The new academic year is well underway and math students around the country are being introduced to new and exciting mathematical concepts. Some of these concepts are completely new, whereas some of them build upon other lessons that students will have had in previous years. Some of the younger middle school students out there are about to experience one of the more interesting encounters that await them during their education: their introduction to probability and statistics.
Probability and statistics are two key pillars in mathematics, and they are two of the more common concepts that we use in everyday life. For middle school math students, probability and statistics are core branches of mathematics that will help them understand and solve much more complex problems down the line.
For today, let’s start at square one. Let’s take a look at some of the fundamental elements of probability and statistics, such as the measures of central tendency and the probability of events. Even by scratching the surface of these two groups of topics, we will learn an incredible amount about probability and statistics, and we will begin to see how and when we can use these tools in our day-to-day lives.
Important Statistical Terminology
If you were unfamiliar with probability and statistics, and I asked you to list the measures of central tendency, you might look at me as if I’m mad. Even if you are well-versed in this area of mathematics, you may still scratch your head in wonder. The reason for this is that the measures of central tendency are far more famous for their individual names: mean, mode, median, and range.
Each of these terms can be used to calculate something about a particular set of numbers. With this information, we can begin drawing conclusions about that set of numbers. Let’s take a closer look at each of the terms to understand better.
The mean is another name for the average, and it is one of the most popular statistical measures that we use. We measure the mean by adding the values of each number in the set together and then dividing by the total number of values.
The median is the middle number in a set of numbers. When we have an odd number of values, the median is simply the middle number, whereas if we have an even number of values, we add the two middle values together and divide by 2 – finding the mean of these two values – and this is our median.
The mode is another measure of central tendency that is similar to the mean and the median, and that’s why these three are often taught and learned together. The mode is the value that appears most times in the set. Our set can have one mode (unimodal), many modes (multimodal), or it can have zero modes if each value in the set occurs with the same frequency.
The final measure of tendency we need to know as budding statisticians is the range. This is the difference between the largest and smallest numbers in our set. Calculating the range is simple, just take the smallest number away from the largest number and we have our range.

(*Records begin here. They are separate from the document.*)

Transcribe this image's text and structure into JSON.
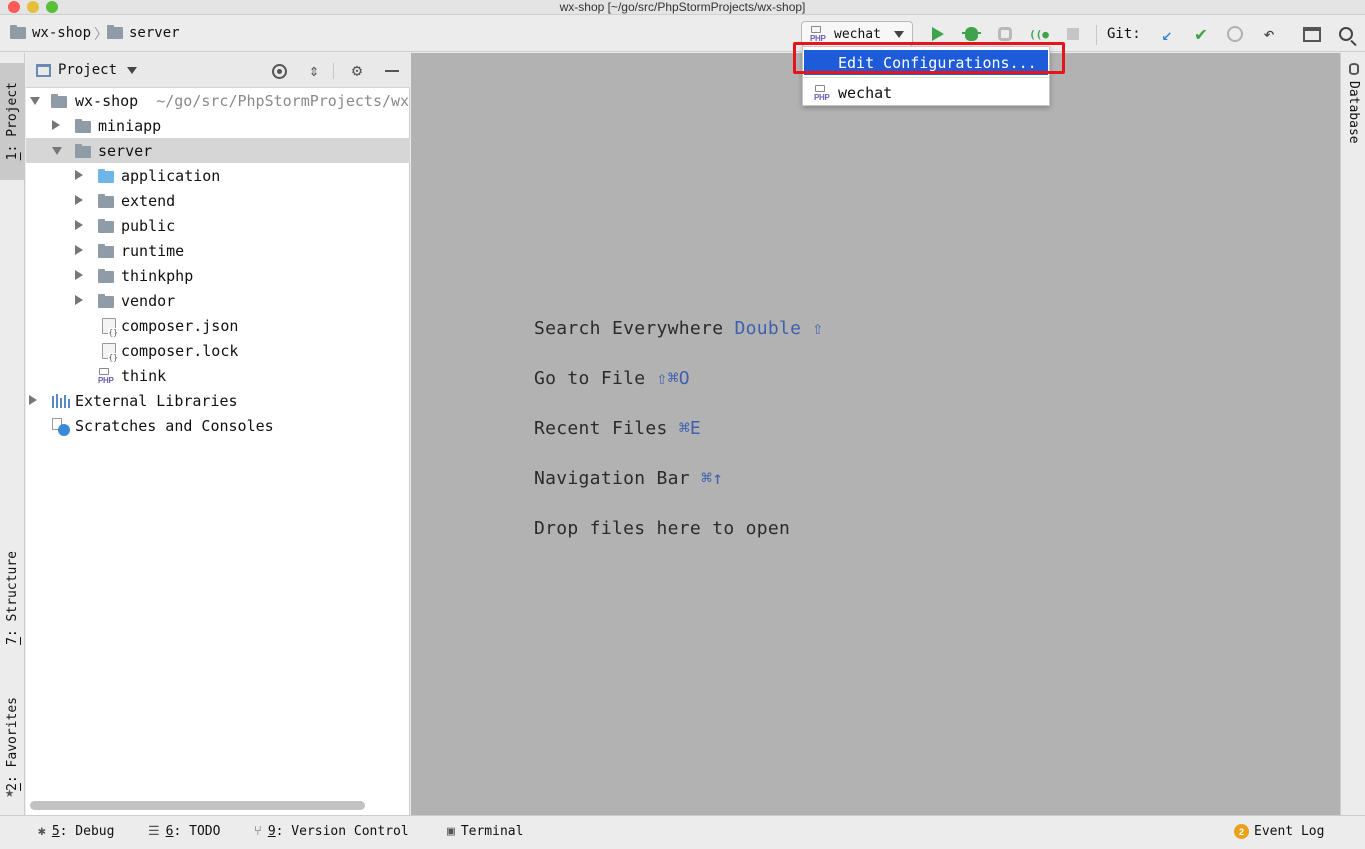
{
  "window": {
    "title": "wx-shop [~/go/src/PhpStormProjects/wx-shop]"
  },
  "navbar": {
    "crumbs": [
      "wx-shop",
      "server"
    ],
    "crumb_separator": "〉",
    "run_config": "wechat",
    "php_badge": "PHP",
    "git_label": "Git:"
  },
  "left_tabs": {
    "project": {
      "num": "1",
      "label": ": Project"
    },
    "structure": {
      "num": "7",
      "label": ": Structure"
    },
    "favorites": {
      "num": "2",
      "label": ": Favorites"
    }
  },
  "right_tabs": {
    "database": "Database"
  },
  "project_panel": {
    "title": "Project",
    "tree": [
      {
        "label": "wx-shop",
        "path": "~/go/src/PhpStormProjects/wx-shop"
      },
      {
        "label": "miniapp"
      },
      {
        "label": "server"
      },
      {
        "label": "application"
      },
      {
        "label": "extend"
      },
      {
        "label": "public"
      },
      {
        "label": "runtime"
      },
      {
        "label": "thinkphp"
      },
      {
        "label": "vendor"
      },
      {
        "label": "composer.json"
      },
      {
        "label": "composer.lock"
      },
      {
        "label": "think"
      },
      {
        "label": "External Libraries"
      },
      {
        "label": "Scratches and Consoles"
      }
    ]
  },
  "editor_hints": [
    {
      "text": "Search Everywhere ",
      "key": "Double ⇧"
    },
    {
      "text": "Go to File ",
      "key": "⇧⌘O"
    },
    {
      "text": "Recent Files ",
      "key": "⌘E"
    },
    {
      "text": "Navigation Bar ",
      "key": "⌘↑"
    },
    {
      "text": "Drop files here to open",
      "key": ""
    }
  ],
  "run_popup": {
    "edit_label": "Edit Configurations...",
    "item_label": "wechat"
  },
  "statusbar": {
    "debug": {
      "num": "5",
      "label": ": Debug"
    },
    "todo": {
      "num": "6",
      "label": ": TODO"
    },
    "vcs": {
      "num": "9",
      "label": ": Version Control"
    },
    "terminal": "Terminal",
    "event_log": "Event Log",
    "event_count": "2"
  },
  "colors": {
    "accent": "#1e5bd9",
    "highlight": "#e8141b",
    "run_green": "#3fa34b",
    "editor_bg": "#b2b2b2"
  }
}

Probability of Events
Now that we know the measures of tendency and how to calculate them, we can think in more depth about probability and learn how to calculate the probability of certain events. Probability is the measure of the likelihood of an event occurring. When we are talking about probability, we always express the probability of an event happening as a number between zero and 1. Zero means it will not happen, and 1 means it will definitely happen.
Let’s look at an example of probability involving a random event: rolling a six-sided die. Whenever we throw a fair die, there is a 1/6 chance each time that we will roll a particular number. We got this number because we have 1 desired outcome and we have divided it by all of the possible outcomes. That means the probability of rolling a 2 is 1/6. This 1/6 is our answer, and can also be expressed as 0.16666667, or about 17%.

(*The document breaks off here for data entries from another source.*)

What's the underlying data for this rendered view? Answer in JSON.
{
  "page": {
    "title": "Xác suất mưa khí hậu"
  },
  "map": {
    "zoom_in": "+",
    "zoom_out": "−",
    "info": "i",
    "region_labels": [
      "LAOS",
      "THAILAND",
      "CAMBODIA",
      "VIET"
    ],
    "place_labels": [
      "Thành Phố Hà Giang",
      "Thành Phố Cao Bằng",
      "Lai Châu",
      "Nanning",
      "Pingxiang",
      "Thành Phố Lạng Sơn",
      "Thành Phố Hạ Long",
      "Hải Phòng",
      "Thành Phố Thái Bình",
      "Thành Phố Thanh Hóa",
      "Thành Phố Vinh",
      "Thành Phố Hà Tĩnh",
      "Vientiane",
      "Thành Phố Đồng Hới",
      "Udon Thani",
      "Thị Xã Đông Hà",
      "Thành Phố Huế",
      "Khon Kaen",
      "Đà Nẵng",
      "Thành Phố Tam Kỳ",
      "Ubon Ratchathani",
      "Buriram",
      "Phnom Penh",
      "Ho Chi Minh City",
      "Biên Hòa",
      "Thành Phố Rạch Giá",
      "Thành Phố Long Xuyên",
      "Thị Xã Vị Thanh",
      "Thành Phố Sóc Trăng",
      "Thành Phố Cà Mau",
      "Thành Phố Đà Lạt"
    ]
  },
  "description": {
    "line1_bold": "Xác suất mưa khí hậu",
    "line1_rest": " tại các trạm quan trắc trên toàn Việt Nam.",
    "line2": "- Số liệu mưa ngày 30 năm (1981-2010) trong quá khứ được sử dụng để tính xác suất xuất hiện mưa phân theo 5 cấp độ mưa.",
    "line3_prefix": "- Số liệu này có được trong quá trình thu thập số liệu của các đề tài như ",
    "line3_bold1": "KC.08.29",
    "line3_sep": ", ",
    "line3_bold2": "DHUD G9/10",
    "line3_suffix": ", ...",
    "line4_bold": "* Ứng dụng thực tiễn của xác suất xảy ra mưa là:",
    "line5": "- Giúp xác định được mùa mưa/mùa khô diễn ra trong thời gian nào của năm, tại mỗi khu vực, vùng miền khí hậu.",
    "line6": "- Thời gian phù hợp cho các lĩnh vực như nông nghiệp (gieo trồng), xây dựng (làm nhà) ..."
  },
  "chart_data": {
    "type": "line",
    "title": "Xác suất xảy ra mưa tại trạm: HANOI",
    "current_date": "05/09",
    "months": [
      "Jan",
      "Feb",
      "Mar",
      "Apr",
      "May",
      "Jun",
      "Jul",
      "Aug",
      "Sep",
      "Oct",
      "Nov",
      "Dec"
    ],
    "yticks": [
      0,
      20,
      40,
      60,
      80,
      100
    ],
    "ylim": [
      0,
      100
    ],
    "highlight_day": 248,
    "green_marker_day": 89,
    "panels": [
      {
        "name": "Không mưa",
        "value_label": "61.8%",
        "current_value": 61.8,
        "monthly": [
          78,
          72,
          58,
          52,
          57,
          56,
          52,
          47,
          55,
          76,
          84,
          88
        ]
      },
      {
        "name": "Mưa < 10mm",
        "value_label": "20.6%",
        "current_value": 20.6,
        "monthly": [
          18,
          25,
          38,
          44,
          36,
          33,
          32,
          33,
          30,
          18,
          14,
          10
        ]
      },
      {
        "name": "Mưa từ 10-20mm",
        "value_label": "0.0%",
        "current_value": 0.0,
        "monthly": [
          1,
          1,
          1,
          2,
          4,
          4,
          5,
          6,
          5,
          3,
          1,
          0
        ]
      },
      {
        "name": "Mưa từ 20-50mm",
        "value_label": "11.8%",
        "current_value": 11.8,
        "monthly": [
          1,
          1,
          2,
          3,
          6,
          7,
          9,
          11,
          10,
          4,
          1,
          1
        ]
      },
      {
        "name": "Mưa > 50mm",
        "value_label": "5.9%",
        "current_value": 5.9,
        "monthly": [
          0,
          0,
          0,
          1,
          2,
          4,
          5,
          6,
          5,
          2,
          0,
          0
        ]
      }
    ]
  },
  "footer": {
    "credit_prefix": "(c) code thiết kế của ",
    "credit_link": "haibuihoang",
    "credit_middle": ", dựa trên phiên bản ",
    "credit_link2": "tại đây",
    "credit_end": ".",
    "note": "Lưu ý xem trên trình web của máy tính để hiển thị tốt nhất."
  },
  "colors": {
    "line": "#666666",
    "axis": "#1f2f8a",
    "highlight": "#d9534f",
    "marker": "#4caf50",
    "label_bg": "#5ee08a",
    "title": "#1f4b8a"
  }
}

Probability of Multiple Events
If we want to find out how likely it is that several events will occur, we need to find the probabilities of each event occurring individually and then multiply these two values together. This is sometimes known as the “and” probability, and any time you see the word “and” in probability, your mind should jump to multiplication. On the other hand, when you hear the word “or” you should think about addition.
Let’s turn back to our fair die for an example. If we want to find out the probability of rolling a 4 and a 5, our equation would be 1/6 multiplied by 1/6. This is because each time, we have one desired outcome from 6 possible outcomes. In this case, our answer is 1/36 or 0.027.
Probability of Mutually Exclusive Events
Mutually exclusive events are events that cannot happen simultaneously. This throws a small spanner in the works of our probability calculations. This is known as the “or” probability, and as we mentioned earlier, we will need to perform some addition this time.
Sticking with our example above, what are the chances that we roll a 4 or a 5 with two rolls of a fair die? In each case, the probability of each event remains the same, 1/6. This time, however, we will add the terms together, to find the probability of these two mutually exclusive events. When we do this, we get 1/6 + 1/6 = 1/3 = 0.33333.
At Online Math Center
At the Online Math Center, you can take the guesswork out of your child’s math education. With a team full of experienced educators with expertise in different areas of the math curriculum, OMC has everything you need to guarantee your child will excel in math class.